One of the inventors of the Zerocash protocol acknowledged to CoinDesk there was room for improvement to the Zcash implementation. But unlike Slepak and Todd, Alessandro Chiesa says he's not concerned.
Chiesa and other members of the Zerocash team are currently working on more advanced zk-SNARKs that don't require trust, not because of a vulnerability but because he says the trusted setup is a "hassle" to implement.
As for Todd's estimation that there was as low as a 50% chance of success preventing a compromise, Chiesa told CoinDesk:
"If someone had managed to glean the trapdoor from all six parties they could do some bad things. That's why we did the ceremony. I view it as incredibly unlikely to the point of a vanishing possibility."

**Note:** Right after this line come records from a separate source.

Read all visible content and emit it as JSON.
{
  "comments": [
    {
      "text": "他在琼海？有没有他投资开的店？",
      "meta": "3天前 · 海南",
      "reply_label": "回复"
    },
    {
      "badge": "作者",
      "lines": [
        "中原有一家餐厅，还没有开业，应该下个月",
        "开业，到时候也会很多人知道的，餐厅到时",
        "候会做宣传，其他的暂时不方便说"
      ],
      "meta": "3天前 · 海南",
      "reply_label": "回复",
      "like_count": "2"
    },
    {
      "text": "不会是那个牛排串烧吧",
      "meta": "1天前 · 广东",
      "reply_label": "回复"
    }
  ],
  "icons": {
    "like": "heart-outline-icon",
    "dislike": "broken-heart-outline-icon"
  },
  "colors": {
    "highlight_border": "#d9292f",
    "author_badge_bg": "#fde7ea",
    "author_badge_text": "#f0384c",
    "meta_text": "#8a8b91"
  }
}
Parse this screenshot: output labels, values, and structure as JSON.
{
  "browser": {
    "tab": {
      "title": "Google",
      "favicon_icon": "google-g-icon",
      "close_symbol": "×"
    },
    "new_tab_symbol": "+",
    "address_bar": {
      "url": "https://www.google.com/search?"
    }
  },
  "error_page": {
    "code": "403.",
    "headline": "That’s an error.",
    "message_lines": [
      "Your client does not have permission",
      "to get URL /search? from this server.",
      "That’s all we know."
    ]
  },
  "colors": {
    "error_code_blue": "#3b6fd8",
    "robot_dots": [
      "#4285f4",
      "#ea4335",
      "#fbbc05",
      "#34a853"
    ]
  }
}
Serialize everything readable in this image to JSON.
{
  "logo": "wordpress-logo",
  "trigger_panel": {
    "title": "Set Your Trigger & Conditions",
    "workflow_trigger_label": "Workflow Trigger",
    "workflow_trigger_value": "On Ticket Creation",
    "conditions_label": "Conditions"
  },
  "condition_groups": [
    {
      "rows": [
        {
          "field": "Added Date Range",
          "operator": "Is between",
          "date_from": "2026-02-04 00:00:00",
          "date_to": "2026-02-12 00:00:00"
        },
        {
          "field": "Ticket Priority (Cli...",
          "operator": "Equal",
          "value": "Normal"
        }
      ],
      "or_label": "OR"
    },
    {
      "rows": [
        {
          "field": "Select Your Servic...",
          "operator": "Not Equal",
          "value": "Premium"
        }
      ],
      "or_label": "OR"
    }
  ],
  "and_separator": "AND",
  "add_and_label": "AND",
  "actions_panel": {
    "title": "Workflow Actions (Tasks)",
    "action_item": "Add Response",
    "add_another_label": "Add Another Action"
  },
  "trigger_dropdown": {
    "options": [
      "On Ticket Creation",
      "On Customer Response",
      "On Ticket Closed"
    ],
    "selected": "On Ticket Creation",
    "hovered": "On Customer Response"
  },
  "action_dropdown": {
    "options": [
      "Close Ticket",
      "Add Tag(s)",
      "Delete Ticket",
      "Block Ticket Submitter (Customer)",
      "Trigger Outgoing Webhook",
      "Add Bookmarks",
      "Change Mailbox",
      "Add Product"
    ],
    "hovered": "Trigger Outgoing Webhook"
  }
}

Wilcox himself acknowledged reason for ongoing security concerns in a September conversation with CoinDesk in which he described what he called the "half-life of doubt."
Simply put, the idea is that the longer the blockchain has been functioning the less doubt will remain that it can or has been compromised.
During that conversation he said that the "only thing" that will make him satisfied is "if years go by with more and more money" on the blockchain and no hack. A representative of Zcash last week told CoinDesk the team was "still investigating" if there there were any signs the system had been compromised.
But Wilcox added:
"I am very confident that the ceremony succeeded at producing the public keys without allowing the toxic waste key to come into existence."
To help accelerate the rate that doubt disappears, Zcash is currently preparing to release a video recording of some of the security measures conducted at the Denver incarnation of the ceremony. Chiesa told CoinDesk more will be published with time, and upgrade is planned in the coming year.
But to Slepak, if billions of dollars move to the Zcash blockchain as he thinks might someday happen, anything less than perfection isn't good enough.
With national intelligence agencies at the top of both his list and Todd's list of organizations with a potential incentive to compromise Zcash there's much more potentially at stake than just money.
Slepak argues that the worst case scenario isn't the collapse of a burgeoning new cryptocurrency, but the continuation of the same centralized monetary supply strategies that exist in the current financial system.
To understand what would happen if a compromised Zcash achieved widespread adoption, Slepak said we need to look no further than what happens in the current system when a small group of people controls the global monetary supply.
"What happens is they are able to enslave entire nations of people and they are able to channel that money to various projects that create a lot of human suffering. And some of these projects literally involve massive wars between various nations. So the worst that could happen if Zcash is compromised, I can say is wars, people dying. But that's pretty bad."
Disclosure: CoinDesk is a subsidiary of Digital Currency Group, which has an ownership stake in Zcash.
Soldiers image via Shutterstock